The African Growth and Opportunity Act (AGOA) of 2000 marked a majorchange in U.S. trade policy for poor countries by extending duty-free treatment to almost all imports from eligible countries, with the goal of expanding trade and encouraging growth-oriented reforms. African exports to the United States did increase markedly, but they were concentrated in a fewproducts from a handful of countries. Moreover, AGOA’s success in boostingclothing exports was not sustained as global competition increasedlater in the decade. To revive the program and expand its benefits, theObama administration and Congress should work together on two mainpriorities:
Remove or significantly ease remaining restrictions on agricultural products.

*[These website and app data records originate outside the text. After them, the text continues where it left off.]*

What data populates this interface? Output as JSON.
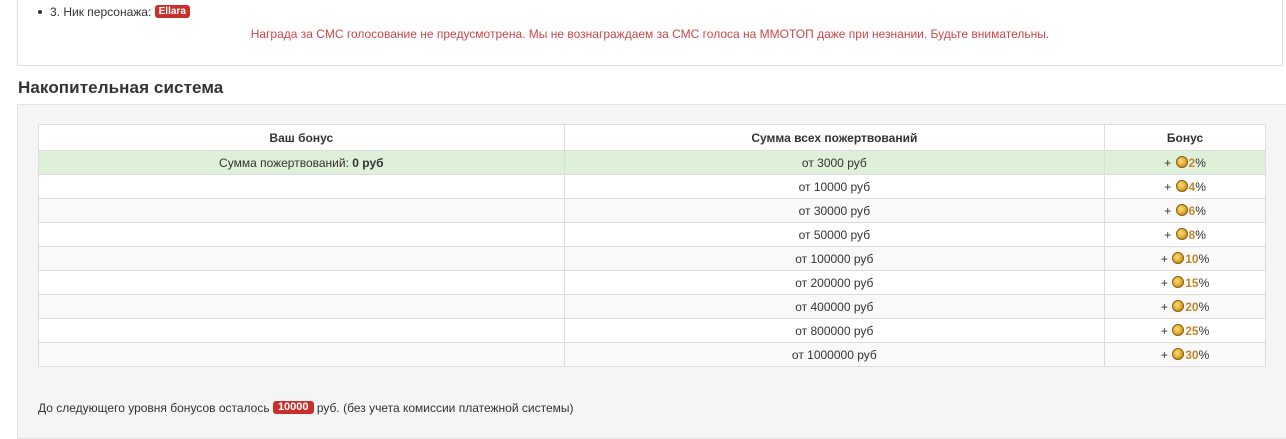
{
  "top": {
    "nick_label": "3. Ник персонажа:",
    "nick_value": "Ellara",
    "warning": "Награда за СМС голосование не предусмотрена. Мы не вознаграждаем за СМС голоса на ММОТОП даже при незнании. Будьте внимательны."
  },
  "accumulative": {
    "title": "Накопительная система",
    "headers": [
      "Ваш бонус",
      "Сумма всех пожертвований",
      "Бонус"
    ],
    "your_bonus_label": "Сумма пожертвований:",
    "your_bonus_value": "0 руб",
    "rows": [
      {
        "amount": "от 3000 руб",
        "plus": "+",
        "value": "2",
        "pct": "%"
      },
      {
        "amount": "от 10000 руб",
        "plus": "+",
        "value": "4",
        "pct": "%"
      },
      {
        "amount": "от 30000 руб",
        "plus": "+",
        "value": "6",
        "pct": "%"
      },
      {
        "amount": "от 50000 руб",
        "plus": "+",
        "value": "8",
        "pct": "%"
      },
      {
        "amount": "от 100000 руб",
        "plus": "+",
        "value": "10",
        "pct": "%"
      },
      {
        "amount": "от 200000 руб",
        "plus": "+",
        "value": "15",
        "pct": "%"
      },
      {
        "amount": "от 400000 руб",
        "plus": "+",
        "value": "20",
        "pct": "%"
      },
      {
        "amount": "от 800000 руб",
        "plus": "+",
        "value": "25",
        "pct": "%"
      },
      {
        "amount": "от 1000000 руб",
        "plus": "+",
        "value": "30",
        "pct": "%"
      }
    ],
    "footer_prefix": "До следующего уровня бонусов осталось",
    "footer_badge": "10000",
    "footer_suffix": "руб. (без учета комиссии платежной системы)",
    "coin_icon": "gold-coin-icon"
  }
}
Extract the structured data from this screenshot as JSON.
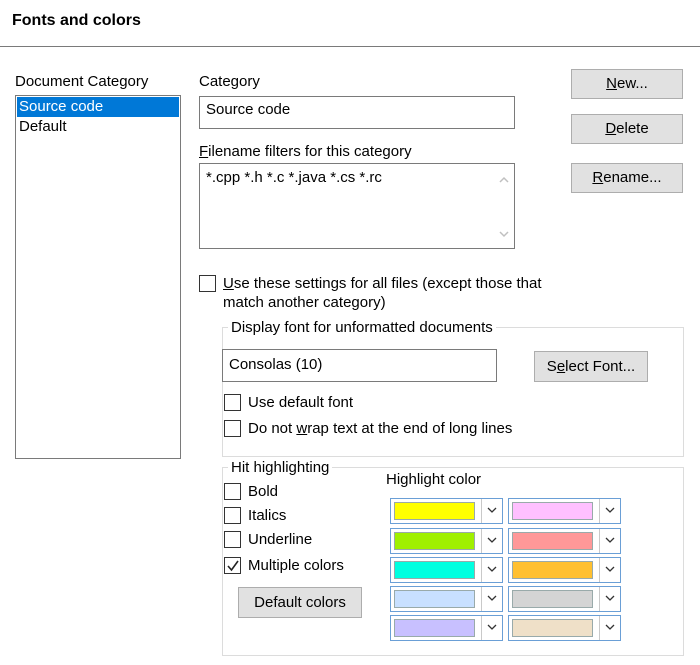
{
  "page": {
    "title": "Fonts and colors"
  },
  "document_category": {
    "label": "Document Category",
    "items": [
      {
        "label": "Source code",
        "selected": true
      },
      {
        "label": "Default",
        "selected": false
      }
    ]
  },
  "category": {
    "label": "Category",
    "value": "Source code"
  },
  "filters": {
    "label_mnemonic": "F",
    "label_rest": "ilename filters for this category",
    "value": "*.cpp *.h *.c *.java *.cs *.rc"
  },
  "buttons": {
    "new": {
      "mnemonic": "N",
      "rest": "ew..."
    },
    "delete": {
      "mnemonic": "D",
      "rest": "elete"
    },
    "rename": {
      "mnemonic": "R",
      "rest": "ename..."
    }
  },
  "use_all": {
    "checked": false,
    "mnemonic": "U",
    "line1_rest": "se these settings for all files (except those that",
    "line2": "match another category)"
  },
  "display_font": {
    "caption": "Display font for unformatted documents",
    "font_value": "Consolas (10)",
    "select_btn_pre": "S",
    "select_btn_mnemonic": "e",
    "select_btn_rest": "lect Font...",
    "use_default": {
      "checked": false,
      "label": "Use default font"
    },
    "no_wrap": {
      "checked": false,
      "pre": "Do not ",
      "mnemonic": "w",
      "rest": "rap text at the end of long lines"
    }
  },
  "hit_highlighting": {
    "caption": "Hit highlighting",
    "color_label": "Highlight color",
    "bold": {
      "checked": false,
      "label": "Bold"
    },
    "italics": {
      "checked": false,
      "label": "Italics"
    },
    "underline": {
      "checked": false,
      "label": "Underline"
    },
    "multiple": {
      "checked": true,
      "label": "Multiple colors"
    },
    "default_colors_label": "Default colors",
    "colors": [
      [
        "#ffff00",
        "#ffc0ff"
      ],
      [
        "#a0f000",
        "#ff9898"
      ],
      [
        "#00ffe0",
        "#ffc030"
      ],
      [
        "#c8e0ff",
        "#d4d4d4"
      ],
      [
        "#c8c0ff",
        "#efe0c8"
      ]
    ]
  }
}
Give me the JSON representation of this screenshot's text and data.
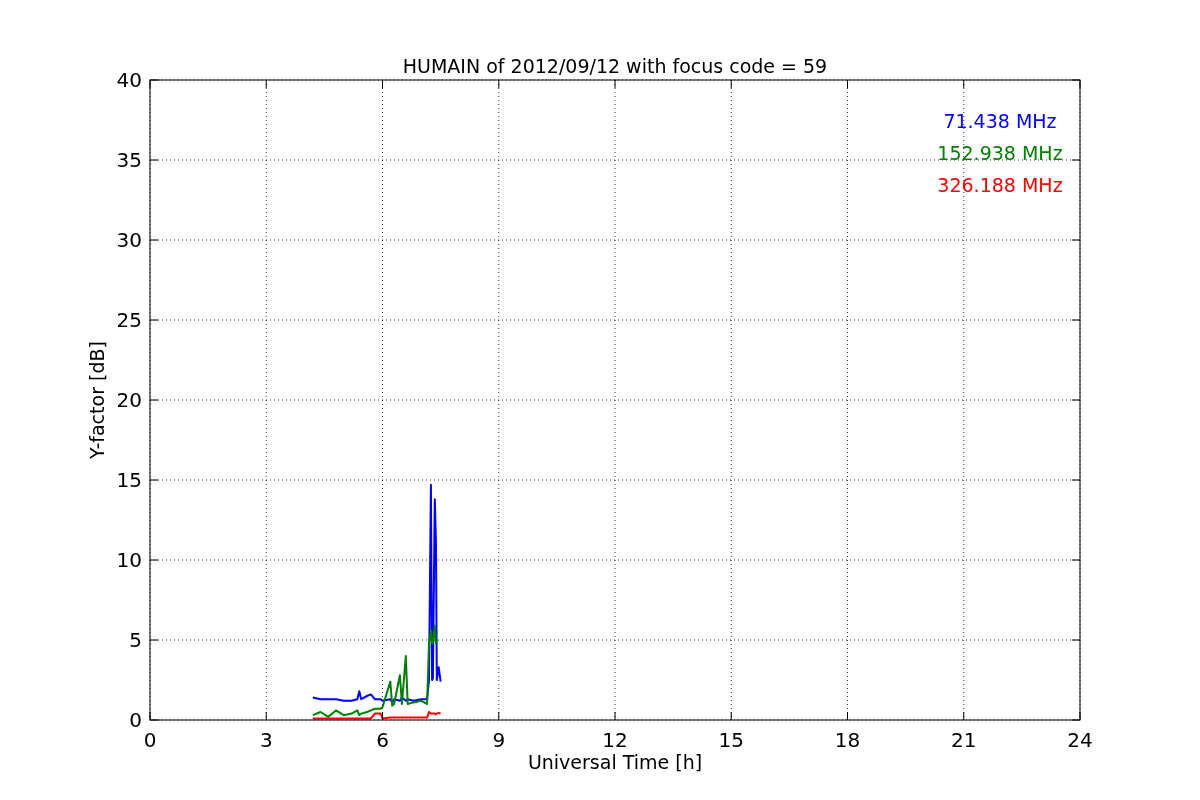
{
  "chart_data": {
    "type": "line",
    "title": "HUMAIN of 2012/09/12 with focus code = 59",
    "xlabel": "Universal Time [h]",
    "ylabel": "Y-factor [dB]",
    "x": [
      4.2,
      4.4,
      4.6,
      4.8,
      5.0,
      5.2,
      5.35,
      5.4,
      5.45,
      5.6,
      5.7,
      5.8,
      5.95,
      6.0,
      6.2,
      6.25,
      6.3,
      6.45,
      6.5,
      6.6,
      6.65,
      6.8,
      7.0,
      7.15,
      7.2,
      7.25,
      7.28,
      7.3,
      7.35,
      7.38,
      7.4,
      7.45,
      7.5
    ],
    "series": [
      {
        "name": "71.438 MHz",
        "color": "#0000ff",
        "values": [
          1.4,
          1.3,
          1.3,
          1.3,
          1.2,
          1.2,
          1.3,
          1.8,
          1.3,
          1.5,
          1.6,
          1.3,
          1.3,
          1.2,
          1.3,
          1.1,
          1.3,
          1.2,
          1.4,
          1.2,
          1.3,
          1.2,
          1.3,
          1.3,
          2.5,
          14.7,
          2.5,
          2.6,
          13.8,
          11.0,
          2.5,
          3.3,
          2.4
        ]
      },
      {
        "name": "152.938 MHz",
        "color": "#008000",
        "values": [
          0.3,
          0.5,
          0.2,
          0.6,
          0.3,
          0.4,
          0.6,
          0.3,
          0.4,
          0.5,
          0.6,
          0.7,
          0.7,
          0.8,
          2.4,
          0.9,
          1.0,
          2.8,
          1.0,
          4.0,
          1.0,
          1.1,
          1.2,
          1.0,
          4.8,
          5.6,
          4.8,
          4.8,
          5.9,
          4.8,
          5.0,
          null,
          null
        ]
      },
      {
        "name": "326.188 MHz",
        "color": "#ff0000",
        "values": [
          0.1,
          0.1,
          0.1,
          0.1,
          0.1,
          0.1,
          0.1,
          0.1,
          0.1,
          0.1,
          0.1,
          0.4,
          0.4,
          0.1,
          0.15,
          0.15,
          0.15,
          0.15,
          0.15,
          0.15,
          0.15,
          0.15,
          0.15,
          0.15,
          0.5,
          0.4,
          0.4,
          0.4,
          0.4,
          0.35,
          0.4,
          0.45,
          0.4
        ]
      }
    ],
    "grid": true,
    "xlim": [
      0,
      24
    ],
    "ylim": [
      0,
      40
    ],
    "xticks": [
      0,
      3,
      6,
      9,
      12,
      15,
      18,
      21,
      24
    ],
    "yticks": [
      0,
      5,
      10,
      15,
      20,
      25,
      30,
      35,
      40
    ]
  }
}
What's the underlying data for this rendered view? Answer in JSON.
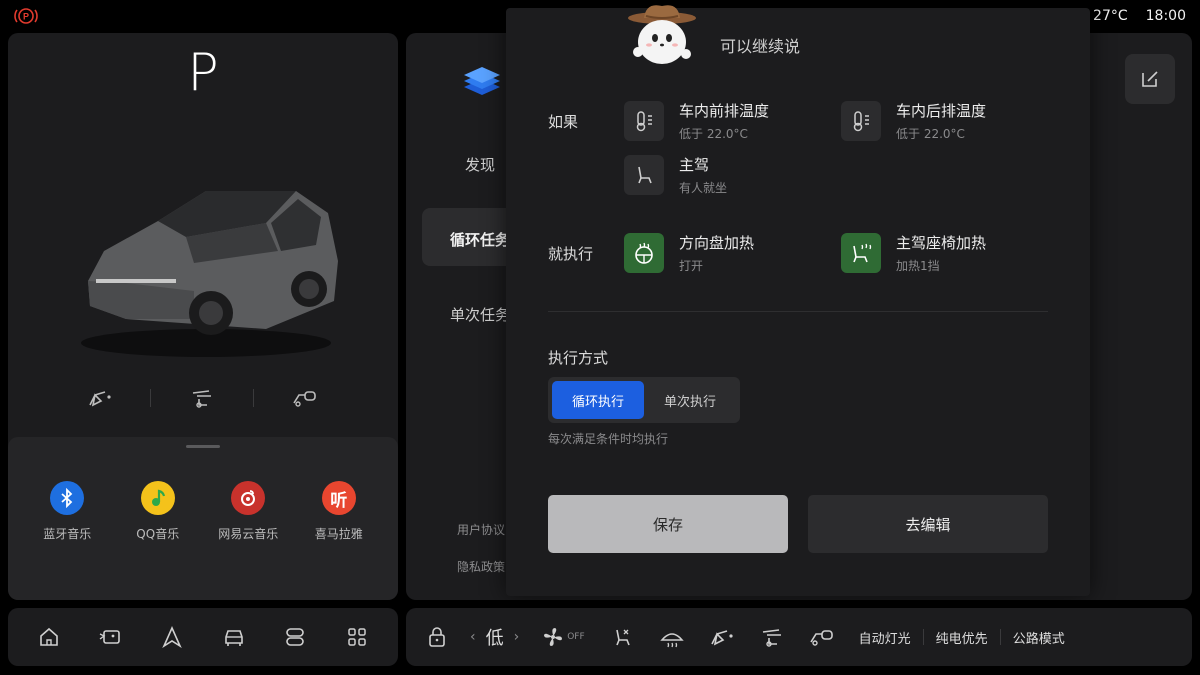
{
  "status_bar": {
    "parking_brake_icon": "parking-brake-icon",
    "temperature": "27°C",
    "time": "18:00"
  },
  "vehicle": {
    "gear": "P",
    "controls": [
      "front-door-icon",
      "tailgate-icon",
      "charge-port-icon"
    ]
  },
  "media": {
    "apps": [
      {
        "label": "蓝牙音乐",
        "icon": "bluetooth-icon",
        "color": "#1e6fe0"
      },
      {
        "label": "QQ音乐",
        "icon": "qq-music-icon",
        "color": "#f4c21b"
      },
      {
        "label": "网易云音乐",
        "icon": "netease-music-icon",
        "color": "#c8322c"
      },
      {
        "label": "喜马拉雅",
        "icon": "ximalaya-icon",
        "color": "#e8462f"
      }
    ]
  },
  "side_nav": {
    "items": [
      "发现",
      "循环任务",
      "单次任务"
    ],
    "active_index": 1,
    "footer_links": [
      "用户协议",
      "隐私政策"
    ]
  },
  "modal": {
    "hint": "可以继续说",
    "if_label": "如果",
    "conditions": [
      {
        "title": "车内前排温度",
        "subtitle": "低于 22.0°C",
        "icon": "thermometer-icon"
      },
      {
        "title": "车内后排温度",
        "subtitle": "低于 22.0°C",
        "icon": "thermometer-icon"
      },
      {
        "title": "主驾",
        "subtitle": "有人就坐",
        "icon": "seat-icon"
      }
    ],
    "then_label": "就执行",
    "actions": [
      {
        "title": "方向盘加热",
        "subtitle": "打开",
        "icon": "steering-wheel-heat-icon"
      },
      {
        "title": "主驾座椅加热",
        "subtitle": "加热1挡",
        "icon": "seat-heat-icon"
      }
    ],
    "mode_label": "执行方式",
    "mode_options": [
      "循环执行",
      "单次执行"
    ],
    "mode_active_index": 0,
    "mode_hint": "每次满足条件时均执行",
    "save_label": "保存",
    "edit_label": "去编辑",
    "accent_color": "#1c5fe0"
  },
  "dock_left": [
    "home-icon",
    "media-icon",
    "navigation-icon",
    "car-icon",
    "apps-toggle-icon",
    "grid-icon"
  ],
  "dock_right": {
    "fan_level": "低",
    "fan_state": "OFF",
    "text_buttons": [
      "自动灯光",
      "纯电优先",
      "公路模式"
    ]
  }
}
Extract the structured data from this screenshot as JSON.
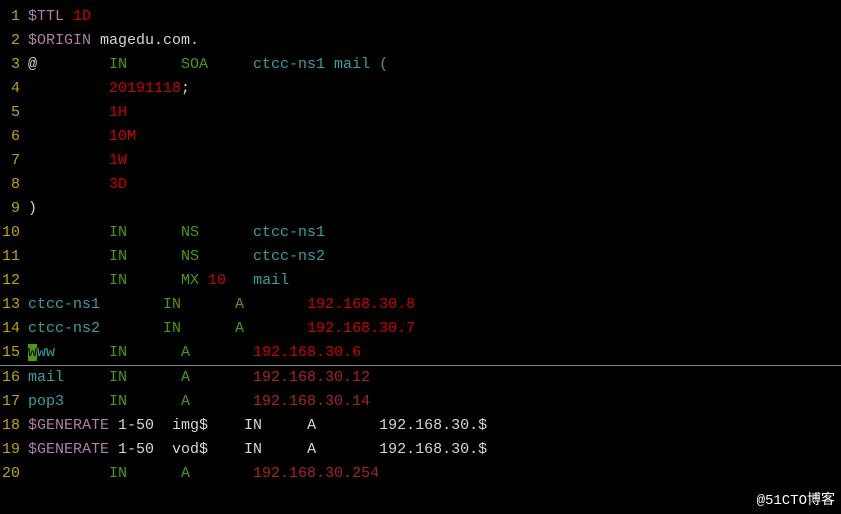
{
  "lines": [
    {
      "no": "1",
      "segs": [
        {
          "t": "$TTL ",
          "c": "c-magenta"
        },
        {
          "t": "1D",
          "c": "c-red"
        }
      ]
    },
    {
      "no": "2",
      "segs": [
        {
          "t": "$ORIGIN ",
          "c": "c-magenta"
        },
        {
          "t": "magedu.com.",
          "c": "c-white"
        }
      ]
    },
    {
      "no": "3",
      "segs": [
        {
          "t": "@        ",
          "c": "c-white"
        },
        {
          "t": "IN      ",
          "c": "c-green"
        },
        {
          "t": "SOA     ",
          "c": "c-green"
        },
        {
          "t": "ctcc-ns1 mail (",
          "c": "c-cyan"
        }
      ]
    },
    {
      "no": "4",
      "segs": [
        {
          "t": "         ",
          "c": "c-white"
        },
        {
          "t": "20191118",
          "c": "c-red"
        },
        {
          "t": ";",
          "c": "c-white"
        }
      ]
    },
    {
      "no": "5",
      "segs": [
        {
          "t": "         ",
          "c": "c-white"
        },
        {
          "t": "1H",
          "c": "c-red"
        }
      ]
    },
    {
      "no": "6",
      "segs": [
        {
          "t": "         ",
          "c": "c-white"
        },
        {
          "t": "10M",
          "c": "c-red"
        }
      ]
    },
    {
      "no": "7",
      "segs": [
        {
          "t": "         ",
          "c": "c-white"
        },
        {
          "t": "1W",
          "c": "c-red"
        }
      ]
    },
    {
      "no": "8",
      "segs": [
        {
          "t": "         ",
          "c": "c-white"
        },
        {
          "t": "3D",
          "c": "c-red"
        }
      ]
    },
    {
      "no": "9",
      "segs": [
        {
          "t": ")",
          "c": "c-white"
        }
      ]
    },
    {
      "no": "10",
      "segs": [
        {
          "t": "         ",
          "c": "c-white"
        },
        {
          "t": "IN      ",
          "c": "c-green"
        },
        {
          "t": "NS      ",
          "c": "c-green"
        },
        {
          "t": "ctcc-ns1",
          "c": "c-cyan"
        }
      ]
    },
    {
      "no": "11",
      "segs": [
        {
          "t": "         ",
          "c": "c-white"
        },
        {
          "t": "IN      ",
          "c": "c-green"
        },
        {
          "t": "NS      ",
          "c": "c-green"
        },
        {
          "t": "ctcc-ns2",
          "c": "c-cyan"
        }
      ]
    },
    {
      "no": "12",
      "segs": [
        {
          "t": "         ",
          "c": "c-white"
        },
        {
          "t": "IN      ",
          "c": "c-green"
        },
        {
          "t": "MX ",
          "c": "c-green"
        },
        {
          "t": "10   ",
          "c": "c-red"
        },
        {
          "t": "mail",
          "c": "c-cyan"
        }
      ]
    },
    {
      "no": "13",
      "segs": [
        {
          "t": "ctcc-ns1       ",
          "c": "c-cyan"
        },
        {
          "t": "IN      ",
          "c": "c-green"
        },
        {
          "t": "A       ",
          "c": "c-green"
        },
        {
          "t": "192.168.30.8",
          "c": "c-red"
        }
      ]
    },
    {
      "no": "14",
      "segs": [
        {
          "t": "ctcc-ns2       ",
          "c": "c-cyan"
        },
        {
          "t": "IN      ",
          "c": "c-green"
        },
        {
          "t": "A       ",
          "c": "c-green"
        },
        {
          "t": "192.168.30.7",
          "c": "c-red"
        }
      ]
    },
    {
      "no": "15",
      "underline": true,
      "segs": [
        {
          "t": "w",
          "c": "cursor"
        },
        {
          "t": "ww      ",
          "c": "c-cyan"
        },
        {
          "t": "IN      ",
          "c": "c-green"
        },
        {
          "t": "A       ",
          "c": "c-green"
        },
        {
          "t": "192.168.30.6",
          "c": "c-red"
        }
      ]
    },
    {
      "no": "16",
      "segs": [
        {
          "t": "mail     ",
          "c": "c-cyan"
        },
        {
          "t": "IN      ",
          "c": "c-green"
        },
        {
          "t": "A       ",
          "c": "c-green"
        },
        {
          "t": "192.168.30.12",
          "c": "c-darkred"
        }
      ]
    },
    {
      "no": "17",
      "segs": [
        {
          "t": "pop3     ",
          "c": "c-cyan"
        },
        {
          "t": "IN      ",
          "c": "c-green"
        },
        {
          "t": "A       ",
          "c": "c-green"
        },
        {
          "t": "192.168.30.14",
          "c": "c-darkred"
        }
      ]
    },
    {
      "no": "18",
      "segs": [
        {
          "t": "$GENERATE ",
          "c": "c-magenta"
        },
        {
          "t": "1-50  ",
          "c": "c-white"
        },
        {
          "t": "img$    ",
          "c": "c-white"
        },
        {
          "t": "IN     ",
          "c": "c-white"
        },
        {
          "t": "A       ",
          "c": "c-white"
        },
        {
          "t": "192.168.30.$",
          "c": "c-white"
        }
      ]
    },
    {
      "no": "19",
      "segs": [
        {
          "t": "$GENERATE ",
          "c": "c-magenta"
        },
        {
          "t": "1-50  ",
          "c": "c-white"
        },
        {
          "t": "vod$    ",
          "c": "c-white"
        },
        {
          "t": "IN     ",
          "c": "c-white"
        },
        {
          "t": "A       ",
          "c": "c-white"
        },
        {
          "t": "192.168.30.$",
          "c": "c-white"
        }
      ]
    },
    {
      "no": "20",
      "segs": [
        {
          "t": "         ",
          "c": "c-white"
        },
        {
          "t": "IN      ",
          "c": "c-green"
        },
        {
          "t": "A       ",
          "c": "c-green"
        },
        {
          "t": "192.168.30.254",
          "c": "c-darkred"
        }
      ]
    }
  ],
  "watermark": "@51CTO博客"
}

Collaborate more effectively with African partners to improve the business climate and competitiveness.